Tuesday, January 08, 2008

Before You Sign Up For Indentured Servitude

Every student should work a year before coming to grad school. (And then, a la Columbia, one should be limited to five years except in exceptional cases.*) Why? Because one only learns to recognize a bad fit by experience. Also because advisors have no incentive to get people out in five when they're so much more productive in the 6th year, but that's another story.

Not a one of the straight-from-college little darlings know what to look for. Even if they've worked in a research lab at an R1, it is NOT THE SAME. Of course one can still spot grossly abusive/ neglectful/ crazy labs, even as an undergrad. But the chances of observing the full range of things which will affect one's own research... are low. Unhappy labbies are unproductive labbies. Joining a lab that makes one miserable, even if it is a good lab for many other people, stretches out the PhD.

Of course, some of them are bright enough to observe and catch on. But a lot of them, especially this crop (decreasing funding means this Uni admits 'better' students, i.e. snootier ones, who tend to have little to no real work experience, and also to be extremely sheltered)- a lot of them will learn the hard way.

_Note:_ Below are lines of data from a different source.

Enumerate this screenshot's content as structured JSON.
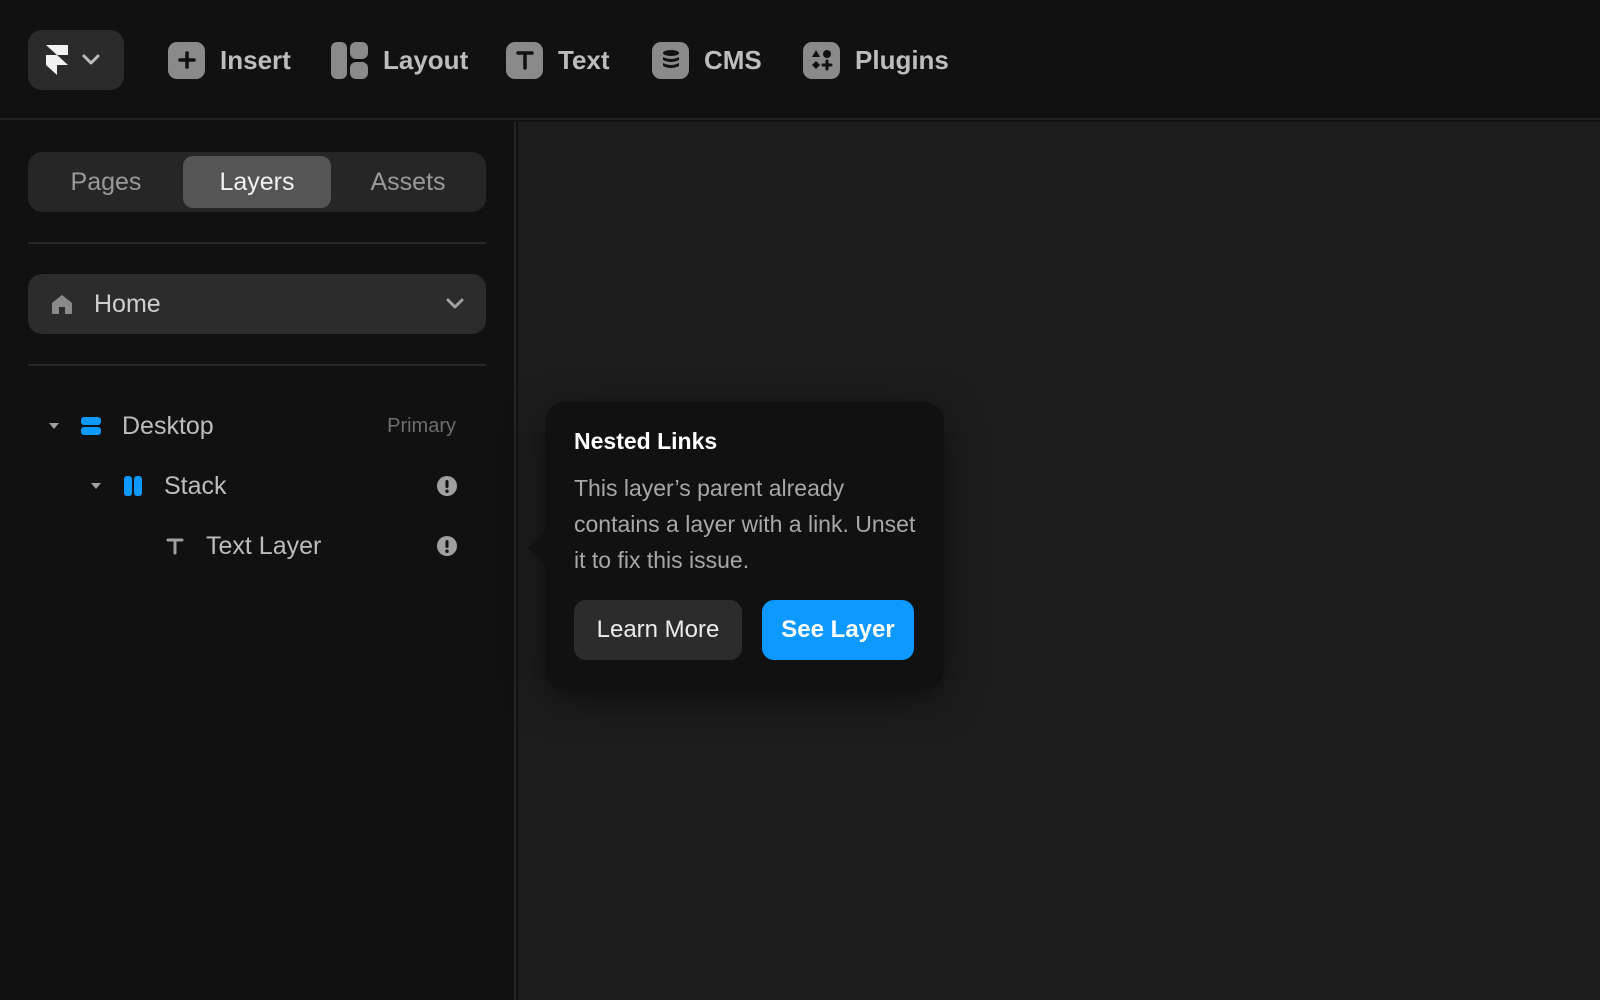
{
  "toolbar": {
    "items": [
      {
        "label": "Insert",
        "icon": "plus-icon"
      },
      {
        "label": "Layout",
        "icon": "layout-icon"
      },
      {
        "label": "Text",
        "icon": "text-icon"
      },
      {
        "label": "CMS",
        "icon": "database-icon"
      },
      {
        "label": "Plugins",
        "icon": "plugins-icon"
      }
    ]
  },
  "sidebar": {
    "tabs": [
      {
        "label": "Pages",
        "active": false
      },
      {
        "label": "Layers",
        "active": true
      },
      {
        "label": "Assets",
        "active": false
      }
    ],
    "page_selector": {
      "label": "Home",
      "icon": "home-icon"
    },
    "layers": [
      {
        "name": "Desktop",
        "tag": "Primary",
        "icon": "frame-icon",
        "expanded": true,
        "warning": false
      },
      {
        "name": "Stack",
        "tag": "",
        "icon": "stack-icon",
        "expanded": true,
        "warning": true
      },
      {
        "name": "Text Layer",
        "tag": "",
        "icon": "text-layer-icon",
        "expanded": false,
        "warning": true
      }
    ]
  },
  "popover": {
    "title": "Nested Links",
    "body": "This layer’s parent already contains a layer with a link. Unset it to fix this issue.",
    "secondary_label": "Learn More",
    "primary_label": "See Layer"
  },
  "colors": {
    "accent": "#0d99ff",
    "background": "#111111",
    "canvas": "#1d1d1d"
  }
}
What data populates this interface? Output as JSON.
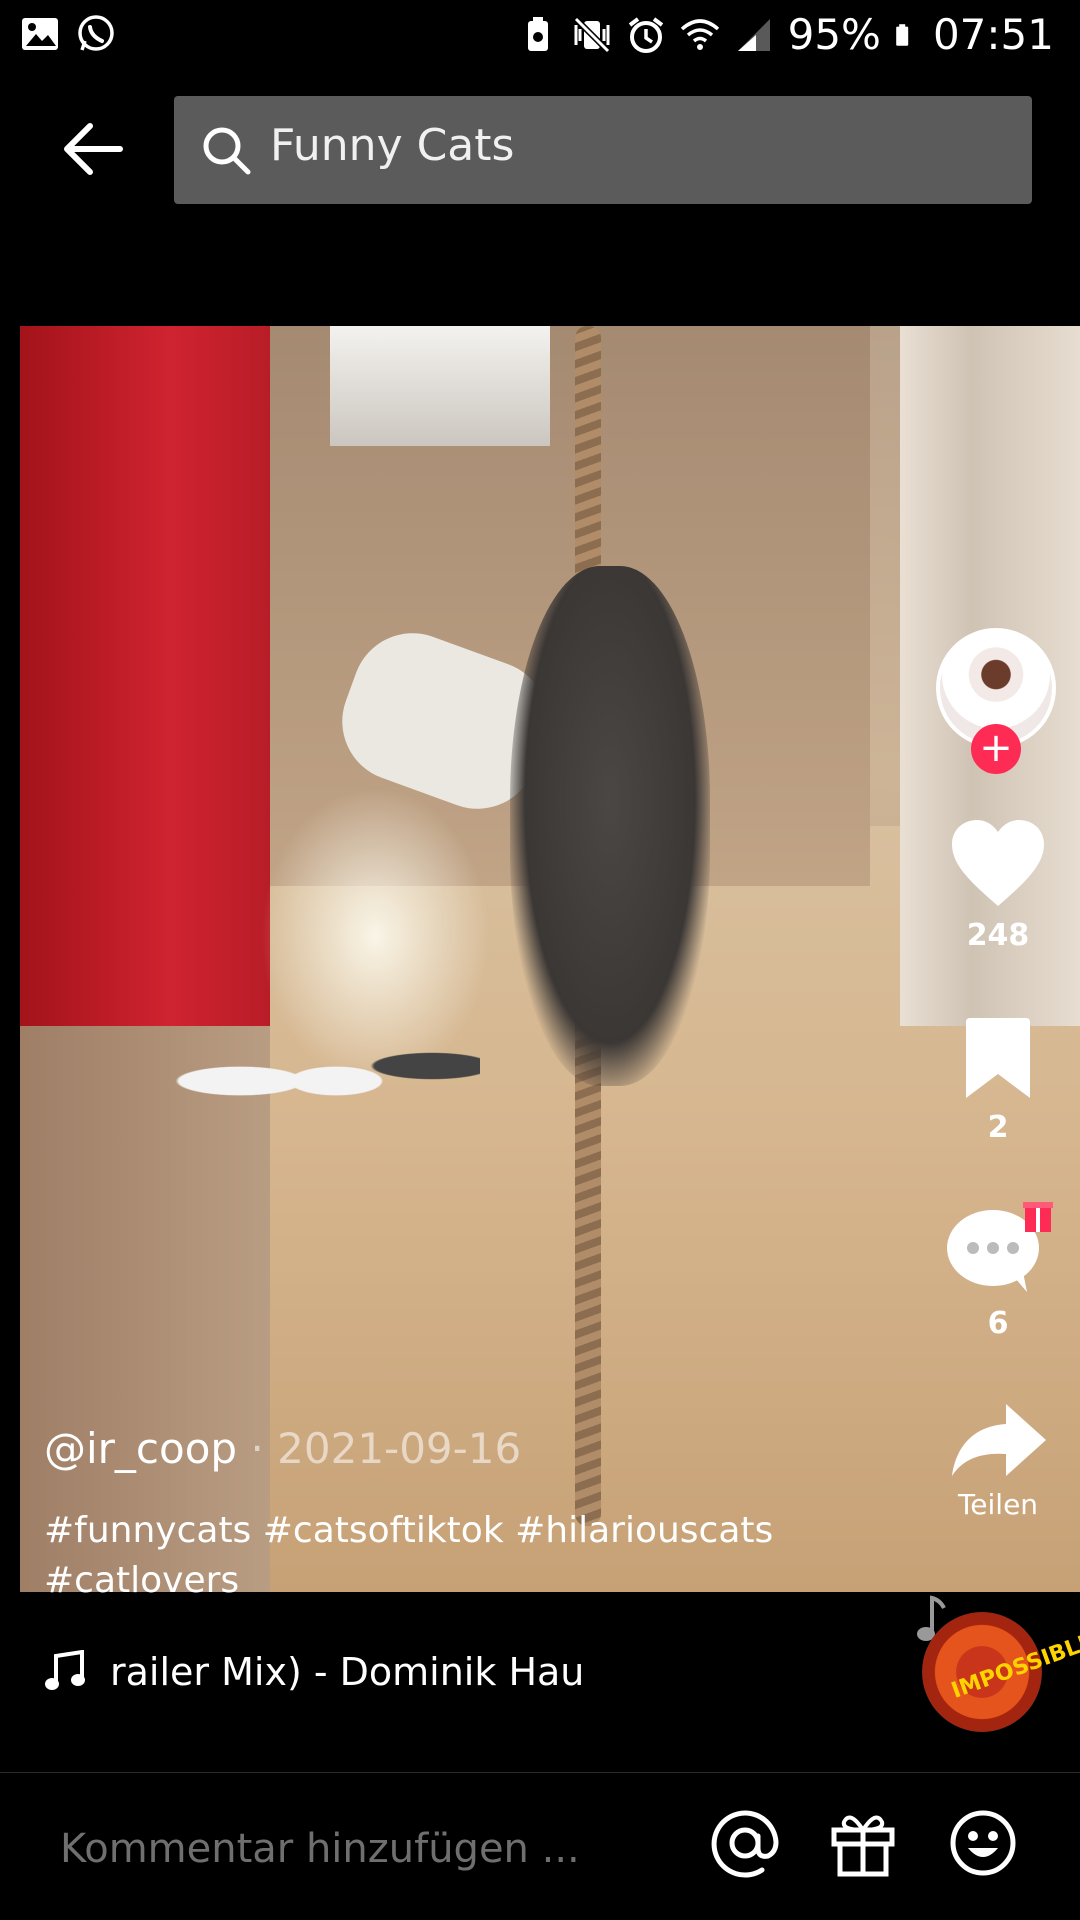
{
  "status_bar": {
    "battery": "95%",
    "time": "07:51",
    "icons": [
      "gallery-icon",
      "whatsapp-icon",
      "battery-saver-icon",
      "vibrate-mute-icon",
      "alarm-icon",
      "wifi-icon",
      "signal-icon",
      "battery-icon"
    ]
  },
  "search": {
    "query": "Funny Cats",
    "back_icon": "arrow-left-icon",
    "search_icon": "search-icon"
  },
  "post": {
    "username": "@ir_coop",
    "date": "· 2021-09-16",
    "hashtags": "#funnycats #catsoftiktok #hilariouscats #catlovers"
  },
  "actions": {
    "likes": "248",
    "saves": "2",
    "comments": "6",
    "share_label": "Teilen"
  },
  "music": {
    "title": "railer Mix) - Dominik Hause",
    "disc_label": "IMPOSSIBLE"
  },
  "comment_bar": {
    "placeholder": "Kommentar hinzufügen ...",
    "icons": [
      "at-icon",
      "gift-icon",
      "emoji-icon"
    ]
  },
  "colors": {
    "accent": "#fe2c55",
    "search_bg": "#5b5b5b",
    "background": "#000000"
  }
}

Alternatively, every PI could step up and do their jobs. The university could establish standards, teach mentoring, make regular checks of progress (not those lame forms we fill out now, which are read by a historian, so helpful). Advisors would see that new students are properly trained in techniques, guide their experimental designs so they learn how, provide feedback on a project's success, and so on.

But don't hold your breath.

This post brought to you by the letter D and the rotation students, who make me grind my teeth. D is for data, that's good enough for me...***

*Extreme bad luck, ill health, working on plants,** etc.
**Because gene mapping in plants typically takes years, and there's NOTHING YOU CAN DO ABOUT IT. Or, why to work with a short-generation-time organism.
***I have a hard time not empathizing with their future selves.